The Xterra has the same unapologetically boxy new dashboard design as the Frontier, which includes the two-story glove box, and nicely detailed instrumentation. Also on the dash, one will find generously sized climate control knobs, a pair of power outlets—there’s one in the center console and cargo area—and a good standard stereo. Optional on the Off-Road model and standard on the SE is a Rockford Fosgate system with an in-dash 6-disc CD changer, MP3 compatibility, satellite radio capability and a subwoofer in the cargo area.

2005 Nissan Interior

Speaking of the cargo area, the Xterra’s trademark tall-roof profile and clever channel anchoring system gives it the ability to hold some 35.2 cubic feet of active-lifestyle gear with the split-folding rear seats up, 65.7 cubes with it down, or enough to hold two mountain bikes with the front tires off. Long items like surfboards will also fit with the front passenger seat folded forward. Got dirt? No problem…the “Easy Clean” cargo area lives up to its name.
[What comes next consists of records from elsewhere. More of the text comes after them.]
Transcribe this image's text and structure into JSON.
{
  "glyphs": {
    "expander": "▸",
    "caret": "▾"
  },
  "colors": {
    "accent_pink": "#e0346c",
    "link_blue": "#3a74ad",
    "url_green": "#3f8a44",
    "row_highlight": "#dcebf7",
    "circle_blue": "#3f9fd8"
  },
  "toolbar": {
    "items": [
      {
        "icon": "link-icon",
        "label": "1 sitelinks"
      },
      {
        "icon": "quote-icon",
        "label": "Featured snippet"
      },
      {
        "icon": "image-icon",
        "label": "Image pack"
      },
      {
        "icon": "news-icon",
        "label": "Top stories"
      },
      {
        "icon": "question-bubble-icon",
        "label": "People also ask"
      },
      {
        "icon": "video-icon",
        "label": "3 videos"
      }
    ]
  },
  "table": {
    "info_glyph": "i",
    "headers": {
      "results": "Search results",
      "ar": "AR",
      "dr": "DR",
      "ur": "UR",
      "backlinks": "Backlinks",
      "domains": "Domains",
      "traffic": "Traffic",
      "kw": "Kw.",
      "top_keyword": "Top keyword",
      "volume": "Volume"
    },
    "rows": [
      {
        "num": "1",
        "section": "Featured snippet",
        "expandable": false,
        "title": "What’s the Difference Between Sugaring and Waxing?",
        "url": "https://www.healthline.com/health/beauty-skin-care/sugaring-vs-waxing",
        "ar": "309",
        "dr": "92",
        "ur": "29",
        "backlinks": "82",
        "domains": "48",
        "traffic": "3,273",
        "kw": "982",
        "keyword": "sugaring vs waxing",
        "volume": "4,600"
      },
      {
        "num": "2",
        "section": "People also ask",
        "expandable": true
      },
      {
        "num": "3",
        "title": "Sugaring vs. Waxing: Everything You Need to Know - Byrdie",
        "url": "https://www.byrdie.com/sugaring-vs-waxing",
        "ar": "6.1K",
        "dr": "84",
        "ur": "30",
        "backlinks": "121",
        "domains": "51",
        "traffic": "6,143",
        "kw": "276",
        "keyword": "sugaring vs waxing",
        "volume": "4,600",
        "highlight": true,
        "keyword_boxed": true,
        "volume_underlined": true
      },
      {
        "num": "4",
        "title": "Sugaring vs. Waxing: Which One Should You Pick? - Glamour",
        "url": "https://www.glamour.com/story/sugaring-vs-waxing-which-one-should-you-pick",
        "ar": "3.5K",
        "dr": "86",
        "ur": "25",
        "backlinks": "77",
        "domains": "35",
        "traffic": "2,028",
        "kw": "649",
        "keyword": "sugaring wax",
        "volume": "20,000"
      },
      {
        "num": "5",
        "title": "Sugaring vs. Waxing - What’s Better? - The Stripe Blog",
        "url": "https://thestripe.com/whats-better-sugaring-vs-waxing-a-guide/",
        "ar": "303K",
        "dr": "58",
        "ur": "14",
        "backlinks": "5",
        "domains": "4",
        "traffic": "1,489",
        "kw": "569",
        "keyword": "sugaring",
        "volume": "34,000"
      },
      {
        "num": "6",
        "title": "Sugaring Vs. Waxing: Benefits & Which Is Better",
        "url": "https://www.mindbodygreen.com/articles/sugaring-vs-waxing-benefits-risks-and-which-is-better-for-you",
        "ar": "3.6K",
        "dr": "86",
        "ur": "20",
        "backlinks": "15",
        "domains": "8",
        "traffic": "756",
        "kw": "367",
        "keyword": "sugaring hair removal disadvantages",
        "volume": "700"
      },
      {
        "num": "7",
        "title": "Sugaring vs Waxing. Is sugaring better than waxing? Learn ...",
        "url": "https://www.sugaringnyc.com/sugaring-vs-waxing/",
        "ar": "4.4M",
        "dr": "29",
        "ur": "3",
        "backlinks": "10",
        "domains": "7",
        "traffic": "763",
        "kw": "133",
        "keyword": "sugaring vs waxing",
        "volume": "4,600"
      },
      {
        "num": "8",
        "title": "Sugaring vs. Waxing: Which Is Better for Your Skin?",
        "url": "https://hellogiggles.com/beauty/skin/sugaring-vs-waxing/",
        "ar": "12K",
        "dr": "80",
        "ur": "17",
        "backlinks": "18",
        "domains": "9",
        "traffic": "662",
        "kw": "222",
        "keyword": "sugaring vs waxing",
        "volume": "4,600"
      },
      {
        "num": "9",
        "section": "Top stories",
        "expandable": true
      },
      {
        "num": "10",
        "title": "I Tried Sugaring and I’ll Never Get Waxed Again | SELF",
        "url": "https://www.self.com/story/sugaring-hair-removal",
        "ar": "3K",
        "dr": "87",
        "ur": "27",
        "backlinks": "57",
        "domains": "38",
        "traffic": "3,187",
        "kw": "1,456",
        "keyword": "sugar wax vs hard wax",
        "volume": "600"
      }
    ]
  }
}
Unlike the Frontier, the Xterra is no longer offered with the four-cylinder. Not a bad thing, since the old four would have a tougher time with the added weight of the fully boxed frame and additional powertrain components. No, the Xterra gets the sturdy 265-hp V-6 standard, yielding it the same 6500-lb towing capacity as the Frontier. The S and Off-Road models get a six-speed manual transmission standard with a five-speed automatic optional; the SE gets the autobox only. This lively powertrain is in perfect harmony with the playful attitude of the truck’s design, and there are plenty of off-road features to lend real dexterity to the Xterra if you’re so inclined to see what lies beyond the curb (see sidebar). Fuel economy, at about 17 in the city, 22 on the highway, is right in line with its V-6 competitors such as the Hyundai Santa Fe and Jeep Liberty, both of which have weaker engines.

So if you’re the kind of SUV buyer that wants power and ruggedness to back up its looks, the new Xterra should be on your short list.

Xtra Information ...
Though buyers have long loved the Frontier and Xterra for their mechanical simplicity and ruggedness, some new electro-gizmos have made their way onto the most off-roadworthy models of each (designated NISMO for the Frontier, “Off-Road” for the Xterra). At the touch of a button, Hill Descent Control (HDC) maintains a constant speed of five mph for controlled off-road descents. Hill Start Assist (HSA) maintains brake pressure for up to two seconds on steep inclines to facilitate smooth uphill starts, both on- of off-road. Finally—and this is good for those of us who are, shall we say, less than graceful with the clutch foot—trucks equipped with the six-speed manual have a clutch-interlock-cancel feature that allows the vehicle to be started and begin moving without engaging the clutch, thus saving the clutch from undue wear and lending some helpful smoothness during certain precarious off-road maneuvers.


SUV Pickup Truck
Model options:
S, Off Road, SE XE, SE, NISMO, LE
106.3 125.9
Overall length:
178.7 205.5
Engine size:
DOHC 4.0-L V6 DOHC 4.0-L V6
Manual/6 - Auto/5 Manual/6 - Auto/5
Rear/4x4 Rear/4x4
Power rack and pinion Power rack and pinion
Power 4-disc, ABS/EBD Power 4-disc, ABS/EBD
Air bags:
2 (fr) opt.2 (side) opt.4 Rollover protect. 2 (fr) opt.2 (side) opt.4 Rollover protect.
Fuel mileage city/hwy:

Manual/6: 17/22
Automatic/5: 16/22

Manual: 22/25
Automatic: 19/24
S: $20,850, Off Road: $23,450, SE: $25,350 XE $15,600, SE $18,500, NISMO $22,100, LE $22,300